■ TASK INSTRUCTIONS
Check every line below for the word "luminaires" and show those that hold it.

▬▬▬▬▬▬▬▬▬▬

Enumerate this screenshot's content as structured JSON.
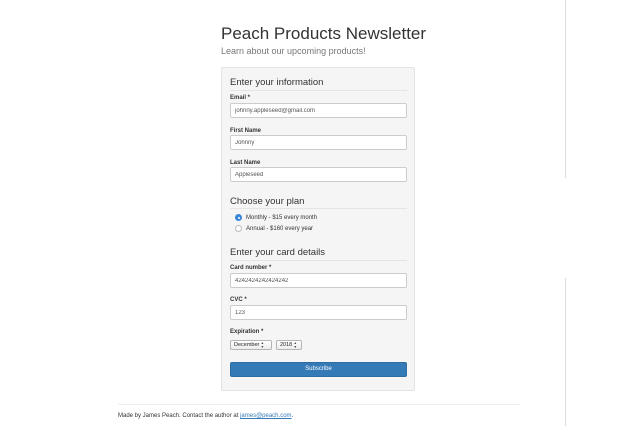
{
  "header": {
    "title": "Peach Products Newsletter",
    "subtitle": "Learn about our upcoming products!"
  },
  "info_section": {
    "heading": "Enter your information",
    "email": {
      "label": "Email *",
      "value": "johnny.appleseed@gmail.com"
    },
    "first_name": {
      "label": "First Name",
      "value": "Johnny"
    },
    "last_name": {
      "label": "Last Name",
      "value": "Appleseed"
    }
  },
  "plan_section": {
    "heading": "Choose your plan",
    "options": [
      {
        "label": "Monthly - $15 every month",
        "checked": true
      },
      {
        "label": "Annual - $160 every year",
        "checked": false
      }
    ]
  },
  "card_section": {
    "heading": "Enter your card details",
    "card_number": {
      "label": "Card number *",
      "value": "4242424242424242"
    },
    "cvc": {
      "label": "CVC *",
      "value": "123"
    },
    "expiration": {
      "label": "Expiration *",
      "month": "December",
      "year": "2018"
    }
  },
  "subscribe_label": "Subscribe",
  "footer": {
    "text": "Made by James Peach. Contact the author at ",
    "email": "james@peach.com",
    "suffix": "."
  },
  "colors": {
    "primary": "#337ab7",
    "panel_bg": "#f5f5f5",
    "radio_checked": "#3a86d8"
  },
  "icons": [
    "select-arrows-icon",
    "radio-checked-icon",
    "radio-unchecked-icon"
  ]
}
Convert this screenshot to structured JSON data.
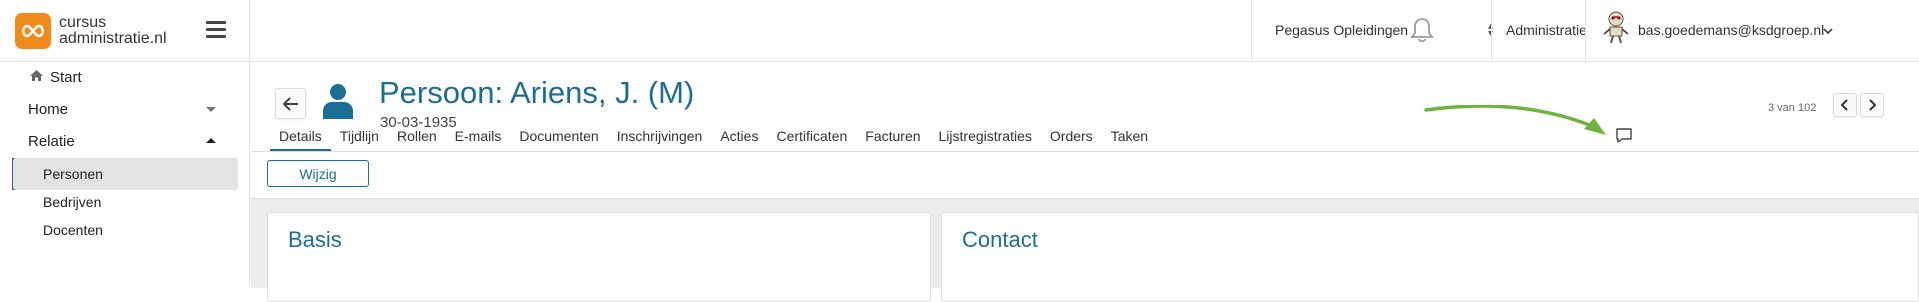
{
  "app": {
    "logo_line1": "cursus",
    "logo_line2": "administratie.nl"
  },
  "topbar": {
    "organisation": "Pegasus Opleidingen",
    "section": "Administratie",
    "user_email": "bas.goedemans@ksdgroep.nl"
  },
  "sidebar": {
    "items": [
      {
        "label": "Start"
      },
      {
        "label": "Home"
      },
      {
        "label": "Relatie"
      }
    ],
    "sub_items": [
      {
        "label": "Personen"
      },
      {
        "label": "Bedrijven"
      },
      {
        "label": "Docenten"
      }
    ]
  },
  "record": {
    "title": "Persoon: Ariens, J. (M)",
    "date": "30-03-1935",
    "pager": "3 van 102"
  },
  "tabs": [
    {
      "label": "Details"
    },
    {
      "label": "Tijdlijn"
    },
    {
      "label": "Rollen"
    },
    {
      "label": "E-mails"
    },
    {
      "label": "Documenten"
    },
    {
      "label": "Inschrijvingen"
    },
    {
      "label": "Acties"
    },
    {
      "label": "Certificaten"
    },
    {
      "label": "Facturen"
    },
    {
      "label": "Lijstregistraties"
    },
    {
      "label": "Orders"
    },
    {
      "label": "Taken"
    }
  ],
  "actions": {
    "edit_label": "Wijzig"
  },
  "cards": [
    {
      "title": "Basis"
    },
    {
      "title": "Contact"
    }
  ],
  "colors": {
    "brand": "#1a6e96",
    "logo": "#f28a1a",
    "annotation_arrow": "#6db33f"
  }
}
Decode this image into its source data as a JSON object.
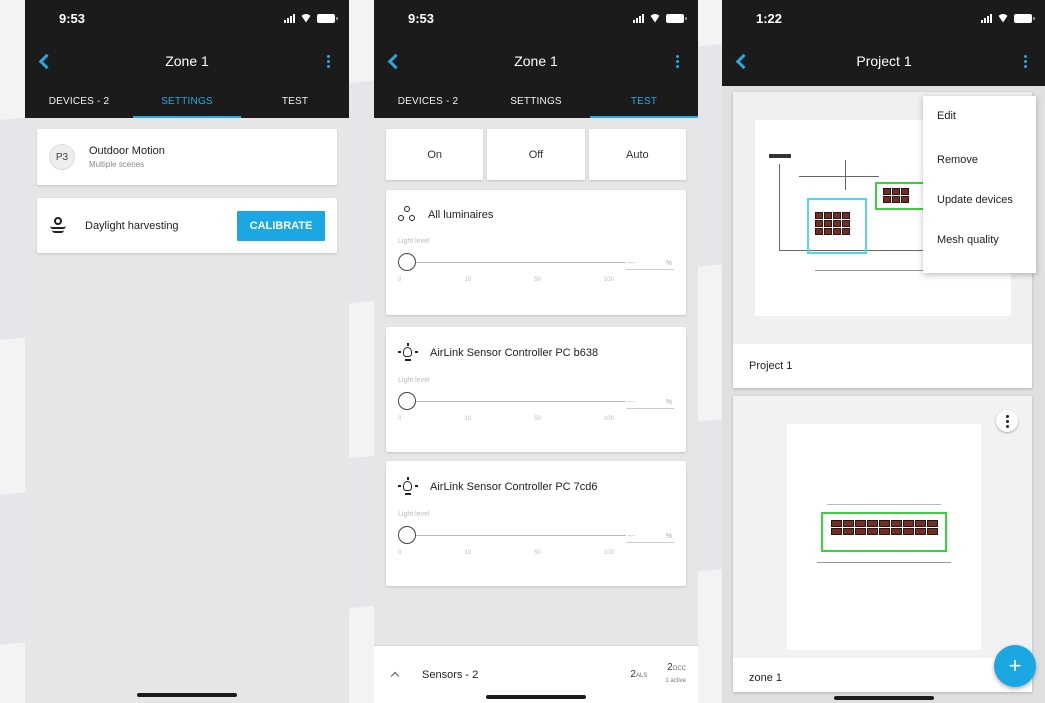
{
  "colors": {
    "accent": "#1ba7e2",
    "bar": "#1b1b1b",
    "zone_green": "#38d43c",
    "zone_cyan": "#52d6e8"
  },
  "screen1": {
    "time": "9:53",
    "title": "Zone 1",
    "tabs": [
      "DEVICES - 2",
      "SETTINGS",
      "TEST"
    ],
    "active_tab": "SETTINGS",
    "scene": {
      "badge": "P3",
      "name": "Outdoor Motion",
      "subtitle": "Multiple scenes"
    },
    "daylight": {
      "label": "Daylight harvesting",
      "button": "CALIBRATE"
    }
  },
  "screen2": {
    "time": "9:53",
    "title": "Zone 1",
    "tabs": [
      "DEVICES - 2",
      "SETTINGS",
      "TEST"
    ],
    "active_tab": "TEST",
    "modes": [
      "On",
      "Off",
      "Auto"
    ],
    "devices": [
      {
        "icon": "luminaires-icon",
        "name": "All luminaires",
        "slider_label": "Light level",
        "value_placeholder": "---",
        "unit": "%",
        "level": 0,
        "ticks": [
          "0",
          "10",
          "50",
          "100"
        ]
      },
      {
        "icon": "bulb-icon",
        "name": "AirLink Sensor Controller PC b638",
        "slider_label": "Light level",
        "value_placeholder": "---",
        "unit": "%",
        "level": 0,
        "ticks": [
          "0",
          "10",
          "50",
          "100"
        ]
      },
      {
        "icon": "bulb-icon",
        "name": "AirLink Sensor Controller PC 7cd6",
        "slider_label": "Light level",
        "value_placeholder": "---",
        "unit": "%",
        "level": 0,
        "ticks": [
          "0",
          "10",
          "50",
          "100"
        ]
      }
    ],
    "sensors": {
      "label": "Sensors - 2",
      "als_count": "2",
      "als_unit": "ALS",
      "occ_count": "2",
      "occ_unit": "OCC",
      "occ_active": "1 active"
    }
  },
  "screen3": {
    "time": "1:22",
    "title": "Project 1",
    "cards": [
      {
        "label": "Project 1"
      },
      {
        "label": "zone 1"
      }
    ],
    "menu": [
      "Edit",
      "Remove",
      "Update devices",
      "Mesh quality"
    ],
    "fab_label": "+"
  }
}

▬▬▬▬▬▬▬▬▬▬

■ RESPONSE TO THIS TASK
        "icon": "luminaires-icon",
        "name": "All luminaires",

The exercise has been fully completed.